This and the ED16 are the best KZ mids to date. Whoever at the factory that was supposed to scoop the mids must have had the day off as they are more present in the mix than any other KZ in memory. I still hear the ES4 as a V (and the FR graphs prove that out as the mids are nearly 5db behind the treble and 7-9db behind the bass) but the sound is so well proportioned that it does not listen like a big V but more like a shallow V with a lively presence region.
The ES4 still has some extra treble energy but manages it better as that energy fits with the rest of the signature rather than carving through it like some earlier models did (Zs6). The high-hat and snare in Lenny (SRV) were both well rendered and not overly sharp or metallic.
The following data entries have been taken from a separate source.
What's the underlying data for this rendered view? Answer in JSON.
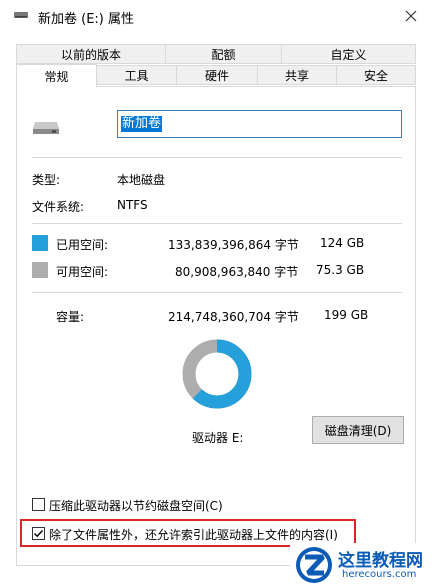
{
  "window": {
    "title": "新加卷 (E:) 属性"
  },
  "tabs_row1": [
    {
      "label": "以前的版本"
    },
    {
      "label": "配额"
    },
    {
      "label": "自定义"
    }
  ],
  "tabs_row2": [
    {
      "label": "常规"
    },
    {
      "label": "工具"
    },
    {
      "label": "硬件"
    },
    {
      "label": "共享"
    },
    {
      "label": "安全"
    }
  ],
  "volume": {
    "name": "新加卷"
  },
  "info": {
    "type_label": "类型:",
    "type_value": "本地磁盘",
    "fs_label": "文件系统:",
    "fs_value": "NTFS"
  },
  "usage": {
    "used_label": "已用空间:",
    "used_bytes": "133,839,396,864 字节",
    "used_gb": "124 GB",
    "used_color": "#26a0da",
    "free_label": "可用空间:",
    "free_bytes": "80,908,963,840 字节",
    "free_gb": "75.3 GB",
    "free_color": "#adadad",
    "capacity_label": "容量:",
    "capacity_bytes": "214,748,360,704 字节",
    "capacity_gb": "199 GB",
    "used_fraction": 0.623
  },
  "drive_label": "驱动器 E:",
  "cleanup_button": "磁盘清理(D)",
  "options": {
    "compress_label": "压缩此驱动器以节约磁盘空间(C)",
    "compress_checked": false,
    "index_label": "除了文件属性外，还允许索引此驱动器上文件的内容(I)",
    "index_checked": true
  },
  "watermark": {
    "title": "这里教程网",
    "url": "herecours.com"
  }
}
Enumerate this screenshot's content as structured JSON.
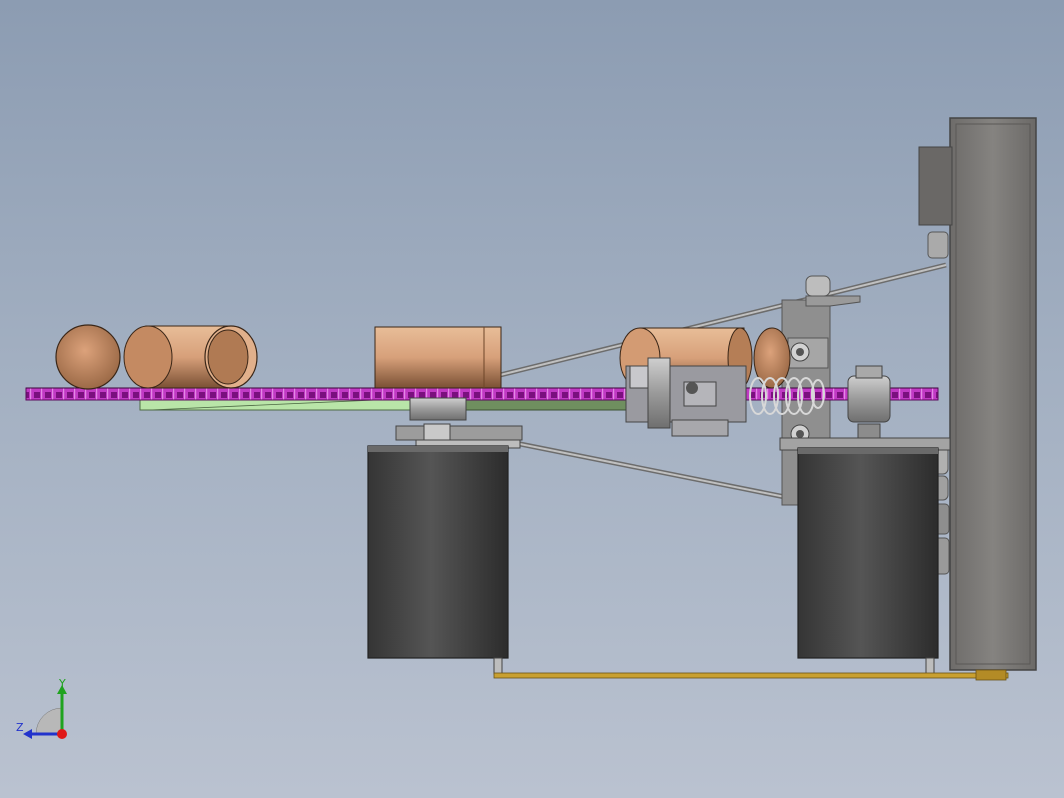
{
  "viewport": {
    "background_top": "#8c9cb2",
    "background_bottom": "#bac2d0"
  },
  "triad": {
    "y_label": "Y",
    "z_label": "Z",
    "y_color": "#1fa31f",
    "z_color": "#2233cc",
    "x_color": "#e01818"
  },
  "colors": {
    "copper": "#d9a27a",
    "chain": "#b21fb5",
    "motor": "#4a4a4a",
    "bracket": "#8e8e8e",
    "panel": "#7d7b78",
    "rod": "#c9a030",
    "guide": "#b7e3a4"
  }
}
I did find some very mild sibilance in Tedeschi’s tracks but not more so than is produced when using my HD700s so this may well be the track itself.
The soundstage is wider than deep doesn’t show a lot of height. Here again this is somewhat tip dependant as I found I could influence stage dimensions with the bore of the tips. In all instances, it is fairly intimate, but I could make the stage deeper and narrower by using narrow bore tips or wider and shallower by going to the wide bore tips. (Ymmv as this is the musing of an old fool).
Seperation was good throughout my audition with only mild crowding on large orchestral pieces. (This again unlike some previous attempts that sounded as if the philharmonic had been crammed in Volkswagen bus and then asked to perform).
The one issue I found with the sound on the ES4 is common to many multi-driver IEMS and that is they sometimes suffer a bit right at or around the crossover frequency where drivers get out of phase with each other. The ES4 can occasionally display this behavior but for the most part this was something you had to be looking for to find and not a major distraction.
Overall, the KZ ES4 is an easy recommendation for those that want a lively, bass forward, IEM to use for casual listening. They are not the most detailed IEM in the KZ line (Zs10) nor are they the most neutral (ED16 is closer with a bit of EQ) but they are listenable for extended periods without fatigue and they bring a liveliness and a passion to music which makes long listening sessions seem shorter. Bassheads may think the ES4 falls a bit short and those looking for a near neutral will find the ES4 overly colored but for all those who just want something good to listen to, the ES4 is a lot of fun. My bad attitude has subsided and now I am wondering if I should buy a backup pair.